Start of Information
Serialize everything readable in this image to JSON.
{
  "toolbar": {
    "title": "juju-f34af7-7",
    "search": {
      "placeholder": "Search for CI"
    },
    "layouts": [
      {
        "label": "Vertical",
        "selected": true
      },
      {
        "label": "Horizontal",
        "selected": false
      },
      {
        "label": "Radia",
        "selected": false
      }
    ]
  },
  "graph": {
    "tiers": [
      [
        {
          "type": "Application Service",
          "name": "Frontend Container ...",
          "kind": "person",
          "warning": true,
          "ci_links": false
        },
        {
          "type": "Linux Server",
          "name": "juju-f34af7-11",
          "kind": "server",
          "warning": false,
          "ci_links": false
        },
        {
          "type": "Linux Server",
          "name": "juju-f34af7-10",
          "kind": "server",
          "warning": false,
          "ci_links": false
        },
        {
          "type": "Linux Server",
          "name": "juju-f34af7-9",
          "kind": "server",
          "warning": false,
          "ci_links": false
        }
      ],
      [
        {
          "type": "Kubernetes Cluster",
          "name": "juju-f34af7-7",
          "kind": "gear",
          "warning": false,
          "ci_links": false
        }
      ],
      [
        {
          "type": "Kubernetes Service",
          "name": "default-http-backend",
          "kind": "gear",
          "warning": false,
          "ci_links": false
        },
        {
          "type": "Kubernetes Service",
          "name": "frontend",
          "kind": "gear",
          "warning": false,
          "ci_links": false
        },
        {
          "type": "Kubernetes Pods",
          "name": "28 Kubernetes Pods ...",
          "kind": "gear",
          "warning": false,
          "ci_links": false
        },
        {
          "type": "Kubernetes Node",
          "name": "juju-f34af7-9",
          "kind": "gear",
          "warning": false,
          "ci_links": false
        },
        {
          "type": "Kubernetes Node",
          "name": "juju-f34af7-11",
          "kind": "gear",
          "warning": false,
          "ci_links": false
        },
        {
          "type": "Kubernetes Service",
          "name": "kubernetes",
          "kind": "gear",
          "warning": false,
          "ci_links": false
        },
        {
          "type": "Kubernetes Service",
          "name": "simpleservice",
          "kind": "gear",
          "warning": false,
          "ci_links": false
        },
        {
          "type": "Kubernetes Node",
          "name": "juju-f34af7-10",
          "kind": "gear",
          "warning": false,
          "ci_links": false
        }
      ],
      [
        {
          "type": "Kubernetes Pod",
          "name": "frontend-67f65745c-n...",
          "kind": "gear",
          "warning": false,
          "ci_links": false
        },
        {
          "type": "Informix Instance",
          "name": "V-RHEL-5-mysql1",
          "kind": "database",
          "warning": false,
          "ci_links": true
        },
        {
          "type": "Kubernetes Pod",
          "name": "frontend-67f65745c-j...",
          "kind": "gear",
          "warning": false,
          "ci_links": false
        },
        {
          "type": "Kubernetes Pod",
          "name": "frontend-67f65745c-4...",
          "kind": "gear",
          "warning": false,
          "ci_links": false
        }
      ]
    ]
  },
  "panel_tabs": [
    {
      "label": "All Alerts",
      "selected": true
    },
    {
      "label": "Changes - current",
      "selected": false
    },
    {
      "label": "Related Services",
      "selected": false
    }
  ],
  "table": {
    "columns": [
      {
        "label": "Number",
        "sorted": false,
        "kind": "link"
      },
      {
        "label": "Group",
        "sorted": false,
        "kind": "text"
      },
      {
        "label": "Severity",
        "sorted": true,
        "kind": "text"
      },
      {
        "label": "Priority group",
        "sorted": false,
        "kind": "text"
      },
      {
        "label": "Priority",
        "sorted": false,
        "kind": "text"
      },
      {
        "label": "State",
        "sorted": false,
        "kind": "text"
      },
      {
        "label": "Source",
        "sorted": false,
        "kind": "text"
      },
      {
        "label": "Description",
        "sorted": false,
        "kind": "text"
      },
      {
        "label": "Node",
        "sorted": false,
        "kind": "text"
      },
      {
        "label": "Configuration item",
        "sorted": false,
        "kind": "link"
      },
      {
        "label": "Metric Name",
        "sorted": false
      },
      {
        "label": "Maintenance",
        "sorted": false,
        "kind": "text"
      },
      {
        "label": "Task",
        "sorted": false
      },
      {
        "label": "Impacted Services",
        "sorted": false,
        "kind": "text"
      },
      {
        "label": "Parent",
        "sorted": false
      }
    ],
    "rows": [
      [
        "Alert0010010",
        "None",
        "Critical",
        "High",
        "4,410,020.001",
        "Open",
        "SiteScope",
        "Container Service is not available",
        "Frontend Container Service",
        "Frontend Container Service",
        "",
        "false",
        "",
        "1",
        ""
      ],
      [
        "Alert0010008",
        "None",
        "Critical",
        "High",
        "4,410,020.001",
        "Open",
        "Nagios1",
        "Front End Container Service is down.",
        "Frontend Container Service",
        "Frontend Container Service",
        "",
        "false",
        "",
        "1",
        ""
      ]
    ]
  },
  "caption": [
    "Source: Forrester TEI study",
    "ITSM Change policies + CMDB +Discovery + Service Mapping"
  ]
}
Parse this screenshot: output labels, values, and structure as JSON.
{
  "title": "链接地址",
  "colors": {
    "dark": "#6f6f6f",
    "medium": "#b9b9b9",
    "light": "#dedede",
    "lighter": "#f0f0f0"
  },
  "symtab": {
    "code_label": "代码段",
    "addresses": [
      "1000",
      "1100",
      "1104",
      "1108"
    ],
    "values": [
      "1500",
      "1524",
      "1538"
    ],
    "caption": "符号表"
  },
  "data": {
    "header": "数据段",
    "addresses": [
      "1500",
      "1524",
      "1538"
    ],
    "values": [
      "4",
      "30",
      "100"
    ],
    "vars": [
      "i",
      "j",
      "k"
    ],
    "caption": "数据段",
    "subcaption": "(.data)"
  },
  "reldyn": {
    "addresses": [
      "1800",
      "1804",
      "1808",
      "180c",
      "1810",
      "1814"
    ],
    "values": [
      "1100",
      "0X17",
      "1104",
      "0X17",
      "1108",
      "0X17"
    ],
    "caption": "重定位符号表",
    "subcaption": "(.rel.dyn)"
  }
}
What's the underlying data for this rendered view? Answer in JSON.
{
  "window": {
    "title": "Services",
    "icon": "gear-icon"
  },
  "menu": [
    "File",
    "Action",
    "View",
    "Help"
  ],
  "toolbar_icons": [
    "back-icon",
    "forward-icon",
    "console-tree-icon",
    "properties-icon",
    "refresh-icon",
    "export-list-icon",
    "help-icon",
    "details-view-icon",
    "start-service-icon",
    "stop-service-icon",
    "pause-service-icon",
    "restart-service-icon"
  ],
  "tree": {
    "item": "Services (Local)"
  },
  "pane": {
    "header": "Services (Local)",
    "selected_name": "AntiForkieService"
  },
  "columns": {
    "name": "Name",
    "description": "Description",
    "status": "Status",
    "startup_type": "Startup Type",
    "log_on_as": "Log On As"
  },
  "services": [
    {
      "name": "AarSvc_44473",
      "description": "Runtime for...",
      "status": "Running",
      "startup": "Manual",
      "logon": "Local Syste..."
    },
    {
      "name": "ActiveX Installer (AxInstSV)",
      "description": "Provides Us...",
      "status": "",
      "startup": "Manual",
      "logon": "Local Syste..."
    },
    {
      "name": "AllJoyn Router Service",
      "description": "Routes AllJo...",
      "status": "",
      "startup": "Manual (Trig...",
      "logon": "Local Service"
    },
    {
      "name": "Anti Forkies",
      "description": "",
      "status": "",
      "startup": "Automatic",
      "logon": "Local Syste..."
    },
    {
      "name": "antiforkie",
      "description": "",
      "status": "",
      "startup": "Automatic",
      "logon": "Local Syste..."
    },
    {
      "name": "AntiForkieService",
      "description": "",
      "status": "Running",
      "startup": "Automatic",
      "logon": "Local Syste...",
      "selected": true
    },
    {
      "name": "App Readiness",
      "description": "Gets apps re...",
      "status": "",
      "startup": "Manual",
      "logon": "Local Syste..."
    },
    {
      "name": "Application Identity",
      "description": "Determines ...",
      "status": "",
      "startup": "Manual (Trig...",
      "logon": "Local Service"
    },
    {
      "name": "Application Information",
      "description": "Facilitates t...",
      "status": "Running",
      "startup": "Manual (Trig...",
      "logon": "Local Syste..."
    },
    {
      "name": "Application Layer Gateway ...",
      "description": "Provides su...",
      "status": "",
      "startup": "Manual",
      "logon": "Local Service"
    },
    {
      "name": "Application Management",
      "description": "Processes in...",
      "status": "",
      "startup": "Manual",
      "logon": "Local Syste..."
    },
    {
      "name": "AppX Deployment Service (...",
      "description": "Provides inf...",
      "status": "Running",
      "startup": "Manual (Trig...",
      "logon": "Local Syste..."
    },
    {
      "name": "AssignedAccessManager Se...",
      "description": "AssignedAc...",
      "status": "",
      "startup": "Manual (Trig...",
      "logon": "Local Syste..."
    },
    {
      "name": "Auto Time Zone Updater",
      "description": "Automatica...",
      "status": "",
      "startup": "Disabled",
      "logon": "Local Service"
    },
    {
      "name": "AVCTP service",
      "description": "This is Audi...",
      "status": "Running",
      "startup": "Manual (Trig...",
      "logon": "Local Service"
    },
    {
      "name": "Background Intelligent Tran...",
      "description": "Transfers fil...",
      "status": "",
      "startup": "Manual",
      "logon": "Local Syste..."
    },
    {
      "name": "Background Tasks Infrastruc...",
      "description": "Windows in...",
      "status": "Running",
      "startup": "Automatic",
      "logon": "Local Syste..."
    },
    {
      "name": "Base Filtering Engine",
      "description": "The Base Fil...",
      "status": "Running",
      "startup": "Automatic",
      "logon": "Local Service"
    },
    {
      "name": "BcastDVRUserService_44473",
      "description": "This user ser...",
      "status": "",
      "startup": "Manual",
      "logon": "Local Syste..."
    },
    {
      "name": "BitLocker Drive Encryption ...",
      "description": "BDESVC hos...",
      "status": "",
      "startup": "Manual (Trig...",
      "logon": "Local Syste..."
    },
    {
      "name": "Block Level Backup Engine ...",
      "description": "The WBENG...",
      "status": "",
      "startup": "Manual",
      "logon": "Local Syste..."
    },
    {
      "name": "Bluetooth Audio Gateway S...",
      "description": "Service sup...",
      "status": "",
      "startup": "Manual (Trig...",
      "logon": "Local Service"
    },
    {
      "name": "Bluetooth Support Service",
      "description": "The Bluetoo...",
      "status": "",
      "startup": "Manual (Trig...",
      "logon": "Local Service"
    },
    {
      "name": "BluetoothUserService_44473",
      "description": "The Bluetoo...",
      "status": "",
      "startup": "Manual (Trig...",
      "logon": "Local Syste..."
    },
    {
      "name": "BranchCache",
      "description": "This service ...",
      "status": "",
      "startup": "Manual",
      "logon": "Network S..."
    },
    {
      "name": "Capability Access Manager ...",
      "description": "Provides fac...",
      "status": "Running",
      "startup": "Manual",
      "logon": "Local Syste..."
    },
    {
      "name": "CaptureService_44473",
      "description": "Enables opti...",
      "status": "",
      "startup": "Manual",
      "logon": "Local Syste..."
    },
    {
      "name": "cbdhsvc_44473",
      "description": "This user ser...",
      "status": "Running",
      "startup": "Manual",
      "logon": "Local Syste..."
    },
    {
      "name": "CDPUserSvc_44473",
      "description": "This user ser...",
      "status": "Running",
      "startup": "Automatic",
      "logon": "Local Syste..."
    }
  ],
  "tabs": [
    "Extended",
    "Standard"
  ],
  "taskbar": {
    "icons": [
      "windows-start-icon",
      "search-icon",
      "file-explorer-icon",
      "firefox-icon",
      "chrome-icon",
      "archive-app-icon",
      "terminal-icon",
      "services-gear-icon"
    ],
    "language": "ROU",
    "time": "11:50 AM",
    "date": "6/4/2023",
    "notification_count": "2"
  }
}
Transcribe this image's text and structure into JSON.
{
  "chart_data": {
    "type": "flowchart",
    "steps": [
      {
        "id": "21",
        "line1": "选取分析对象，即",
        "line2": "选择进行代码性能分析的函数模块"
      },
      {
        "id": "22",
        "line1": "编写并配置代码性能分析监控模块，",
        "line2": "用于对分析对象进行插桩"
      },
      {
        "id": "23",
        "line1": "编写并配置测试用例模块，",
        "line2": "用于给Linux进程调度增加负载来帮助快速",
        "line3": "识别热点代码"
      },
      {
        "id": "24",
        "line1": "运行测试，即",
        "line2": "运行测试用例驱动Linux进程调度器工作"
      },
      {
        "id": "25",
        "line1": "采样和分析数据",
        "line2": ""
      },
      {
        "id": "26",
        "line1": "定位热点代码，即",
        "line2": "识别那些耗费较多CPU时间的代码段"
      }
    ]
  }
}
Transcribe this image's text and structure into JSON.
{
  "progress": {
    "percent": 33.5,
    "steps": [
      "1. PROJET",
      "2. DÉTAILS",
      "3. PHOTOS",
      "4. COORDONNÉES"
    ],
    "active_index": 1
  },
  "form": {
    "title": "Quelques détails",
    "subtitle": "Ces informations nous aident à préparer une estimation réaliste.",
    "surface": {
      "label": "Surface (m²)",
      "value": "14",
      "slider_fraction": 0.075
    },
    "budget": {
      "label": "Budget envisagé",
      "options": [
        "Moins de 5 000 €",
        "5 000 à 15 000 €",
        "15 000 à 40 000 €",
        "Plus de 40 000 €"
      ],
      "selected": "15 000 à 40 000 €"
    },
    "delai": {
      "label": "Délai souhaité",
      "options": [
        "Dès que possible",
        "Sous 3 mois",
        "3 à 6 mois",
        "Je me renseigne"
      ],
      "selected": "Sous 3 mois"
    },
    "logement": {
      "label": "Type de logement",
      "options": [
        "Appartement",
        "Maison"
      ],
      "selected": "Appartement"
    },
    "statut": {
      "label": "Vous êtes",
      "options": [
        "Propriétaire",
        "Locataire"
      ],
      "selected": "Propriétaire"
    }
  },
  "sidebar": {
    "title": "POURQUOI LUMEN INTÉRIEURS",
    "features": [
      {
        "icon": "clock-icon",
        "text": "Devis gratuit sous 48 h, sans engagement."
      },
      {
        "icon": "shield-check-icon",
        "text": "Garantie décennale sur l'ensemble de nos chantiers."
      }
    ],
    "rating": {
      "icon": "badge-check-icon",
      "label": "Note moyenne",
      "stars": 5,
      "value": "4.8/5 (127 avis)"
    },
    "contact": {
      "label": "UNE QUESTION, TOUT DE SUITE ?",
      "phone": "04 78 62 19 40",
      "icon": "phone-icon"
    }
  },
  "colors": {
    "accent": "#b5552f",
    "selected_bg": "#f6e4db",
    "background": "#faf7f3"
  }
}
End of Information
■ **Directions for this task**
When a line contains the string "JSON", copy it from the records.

■ **Written solution**
Serialize everything readable in this image to JSON.
Parse this screenshot: output labels, values, and structure as JSON.
What's the underlying data for this rendered view? Answer in JSON.
Transcribe this image's text and structure into JSON.
Transcribe this image's text and structure into JSON.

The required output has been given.